The enforcement strategy is shifting away from strict police officer oversight of social distancing to more gentle persuasion from so-called ambassadors, leaving cops to focus only on the most egregious violators.
While families say crowds were much better controlled at parks this week compared to previous weeks, it was a different story on the streets and at restaurant take-out counters.
“I think people let their guard down. They’re having drinks and they don’t want to have masks with the drinks, and I think it’s just human behavior,” one woman said.
One researcher says he’s finding gender plays a role when it comes to whether or not people put on a face mask, and that more women than men wear them.
“Men, more than women, declared that wearing a face covering is a sign of weakness, it’s shameful and it’s not cool,” said Valerio Capraro, a lecturer at Middlesex University in London.
Gov. Andrew Cuomo wants to remind everyone your face covering is your friend, and it should stay on even in very warm weather.
“The weather is warmer. They’re gonna come out. How do they act when they come out?” he said. “Are they wearing masks? Are they using hand sanitizer?”

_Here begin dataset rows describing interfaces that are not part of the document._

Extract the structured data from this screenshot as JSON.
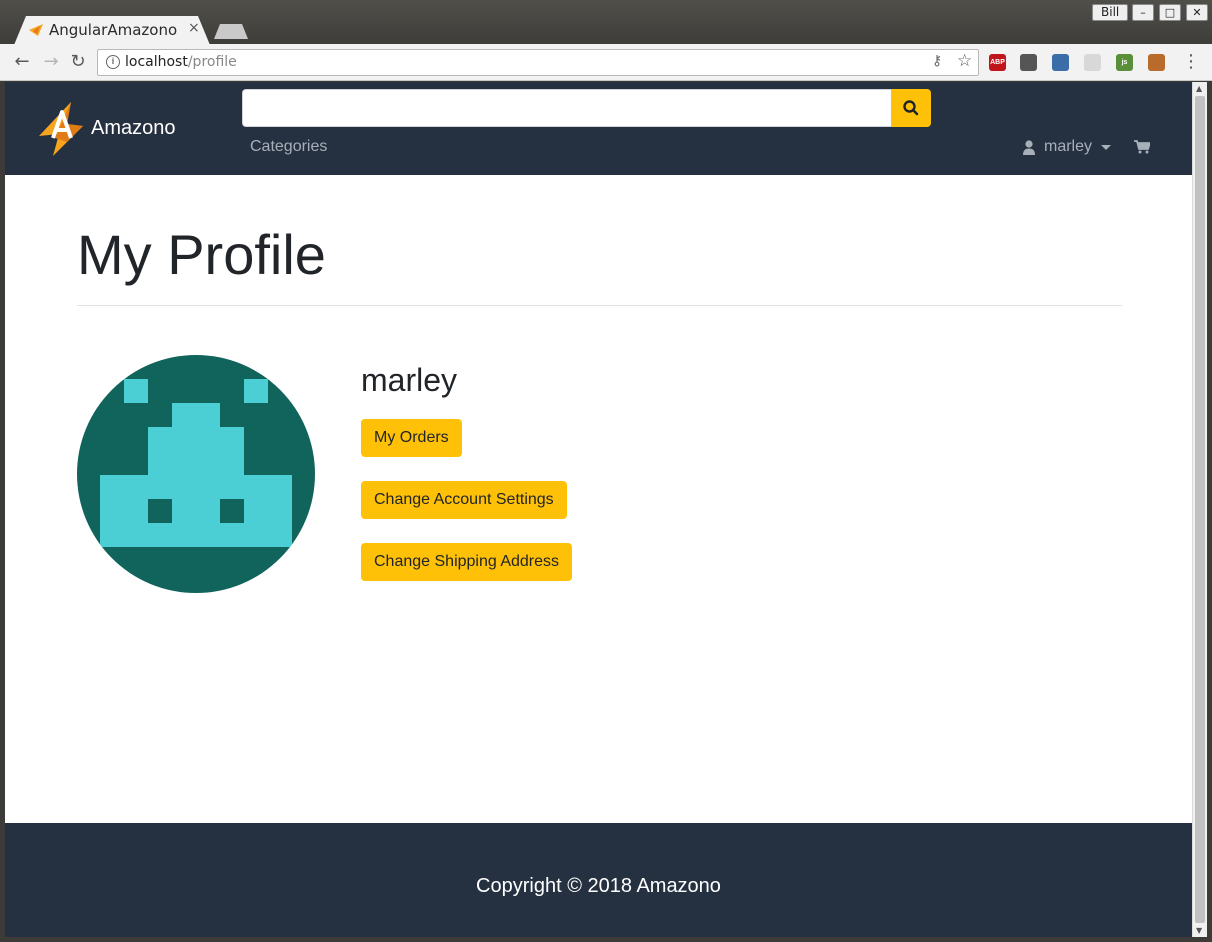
{
  "window": {
    "user": "Bill",
    "controls": {
      "minimize": "–",
      "maximize": "□",
      "close": "✕"
    }
  },
  "tab": {
    "title": "AngularAmazono",
    "close": "×"
  },
  "address_bar": {
    "host": "localhost",
    "path": "/profile"
  },
  "extensions": [
    {
      "name": "adblock-plus-icon",
      "label": "ABP",
      "color": "#c0161b"
    },
    {
      "name": "sync-icon",
      "label": "",
      "color": "#555555"
    },
    {
      "name": "colorzilla-icon",
      "label": "",
      "color": "#3b6ea8"
    },
    {
      "name": "react-devtools-icon",
      "label": "",
      "color": "#d8d8d8"
    },
    {
      "name": "js-icon",
      "label": "js",
      "color": "#5a8f3a"
    },
    {
      "name": "tampermonkey-icon",
      "label": "",
      "color": "#b86b2a"
    }
  ],
  "site": {
    "brand": "Amazono",
    "search": {
      "placeholder": "",
      "value": ""
    },
    "categories": "Categories",
    "user": "marley",
    "colors": {
      "nav": "#253141",
      "accent": "#ffc107"
    }
  },
  "profile": {
    "title": "My Profile",
    "username": "marley",
    "buttons": {
      "orders": "My Orders",
      "settings": "Change Account Settings",
      "address": "Change Shipping Address"
    }
  },
  "footer": {
    "text": "Copyright © 2018 Amazono"
  }
}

The governor went on to say following the rules could mean the difference between seeing a slight increase in coronavirus cases or a dramatic spike.